Today I had my first lesson in the symphonic art of manual transmission manipulation. I learned when a clutch “bites” and where revs turn to forward propulsion. I stalled, killed and irritated that clutch. It let out a smell by the end of the lesson. But, to my surprise, I did manage to get a few good laps around a small industrial estate and a level of confidence crept up to meet me from cellar it had been locked up in. There was one rather unexpected emotional bit when I first started and killed the car: I’d forgotten the fear and helpless panic I felt when I had my motorcycle accident last year. It was my deer-in-the-headlights realisation that I was responsible for making a potentially harmful/deadly machine move and stop under my control that brought back a flood of buried emotions that I was not prepared for. I wept briefly, remembering what it was like to freeze, panic and ultimately jump off of a motorcycle going around 25 miles per hour- landing me bleeding into a hospital emergency room doped up on morphine. I dried the few tears from my eyes and drove the fucking car. I made a substantial confidence shift from fear to just being new at something within a quarter hour or so. I will drive a manual transmission. I will.

If I don’t… (you may be wondering why I don’t just get an automatic here)… then the UK will not license me to drive anything but an automatic. If there’s one thing I hate more than being new at something, it’s being restricted.

Vroom, vroom… next week, I drive some more. 🙂

smooches~
jEN

Try not to touch anything in the waiting room…

Now, when you’ve been through as much medical mire as I’ve been through in the past few years, you tend to get good at the whole “Hi my name is Jen and here’s my canned history” speech. (For those not in the know, I’ve got mild asthma, nasty allergies, ADD and am a cervical cancer survivor.) So, I had the chance to run it down again… this time to a doctor here in England.

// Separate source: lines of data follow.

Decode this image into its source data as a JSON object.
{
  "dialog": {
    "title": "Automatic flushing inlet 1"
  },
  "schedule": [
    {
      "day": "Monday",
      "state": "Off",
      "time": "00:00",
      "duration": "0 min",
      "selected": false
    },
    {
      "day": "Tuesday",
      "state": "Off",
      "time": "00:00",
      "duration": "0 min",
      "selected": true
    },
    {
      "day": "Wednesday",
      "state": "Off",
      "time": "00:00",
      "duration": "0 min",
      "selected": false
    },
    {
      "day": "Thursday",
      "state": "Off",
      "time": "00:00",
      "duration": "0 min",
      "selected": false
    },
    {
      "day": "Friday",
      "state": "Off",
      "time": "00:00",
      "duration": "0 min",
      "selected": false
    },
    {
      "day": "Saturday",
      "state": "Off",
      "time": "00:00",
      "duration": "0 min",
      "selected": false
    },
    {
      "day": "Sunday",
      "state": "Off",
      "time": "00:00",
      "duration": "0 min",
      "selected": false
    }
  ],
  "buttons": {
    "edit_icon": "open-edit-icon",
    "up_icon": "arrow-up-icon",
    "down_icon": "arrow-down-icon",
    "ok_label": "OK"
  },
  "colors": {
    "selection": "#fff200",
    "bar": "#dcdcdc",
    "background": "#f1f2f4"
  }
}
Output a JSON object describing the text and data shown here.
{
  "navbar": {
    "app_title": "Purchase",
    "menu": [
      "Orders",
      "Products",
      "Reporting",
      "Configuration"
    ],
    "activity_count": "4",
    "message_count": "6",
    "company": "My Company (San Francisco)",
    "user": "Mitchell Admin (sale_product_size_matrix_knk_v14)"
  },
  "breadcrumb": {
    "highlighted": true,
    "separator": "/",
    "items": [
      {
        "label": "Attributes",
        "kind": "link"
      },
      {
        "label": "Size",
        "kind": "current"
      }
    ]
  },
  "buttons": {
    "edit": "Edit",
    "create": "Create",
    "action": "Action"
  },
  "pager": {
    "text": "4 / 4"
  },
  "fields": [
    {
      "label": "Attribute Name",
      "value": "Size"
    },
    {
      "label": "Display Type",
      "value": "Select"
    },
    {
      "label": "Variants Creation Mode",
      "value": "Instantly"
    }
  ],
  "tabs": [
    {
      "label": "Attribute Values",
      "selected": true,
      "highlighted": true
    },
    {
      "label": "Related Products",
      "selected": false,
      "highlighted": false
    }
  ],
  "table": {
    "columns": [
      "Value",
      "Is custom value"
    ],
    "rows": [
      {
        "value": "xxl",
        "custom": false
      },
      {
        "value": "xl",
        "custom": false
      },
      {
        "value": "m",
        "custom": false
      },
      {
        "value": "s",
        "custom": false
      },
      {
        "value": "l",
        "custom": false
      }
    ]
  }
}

National Health isn’t too bad, judging from my brief experience with it today. Although the help behind the counter has left me wondering how they keep their jobs, the doctor was pretty cool. Friendly, good handshake, reasonably cluttered office… all in all, a good fella. Best of all, he was easily impressed by my preparedness. I brought all my prescription meds with me so he could get names and doses (though I don’t even take most of it anymore), had a printed multi-page summary from my previous General Practitioner with his business card, and was able to communicate, in multi-syllabic medical terminology, my recent history and what I’m doing with myself. I even gave him my weight in stones, not pounds. He was clearly pleased to have an articulate and aware patient. I left feeling good about the meeting and await my first OBGYN appointment on foreign soil.

I’m sure it’ll be the same type of examination as it was in the US, and I’m hardly shy about spreading it for the doctors. You get used to it after cervical cancer. They see you every couple of months, then every three for a couple of years, then wean you down to every six months. I had my procedure done at a University Hospital, therefore I not only had the pleasure of frequent visits to the ‘snatch-ologists’, but oftentimes would have the examination done by two at a time. Now, one would normally think that it could be kinky fun to have so many interested parties focusing on your naughty parts, but I assure you, two vaginals and two rectals per visit is hardly a proper threesome. 😉 It’ll be nice to be down to a single doctor again.

So I’m registered and I even like my doctor. I am well on my way to the full expat experience. Now, I just need to learn how to drive… I should’ve at least learned how to drive a manual in the states… argh… (*sweet voice ensues*) “Neil? Can I grind the gears on your car?” heh heh… (At least the doctor is within walking distance! *phweew!*)

smooches~
jEN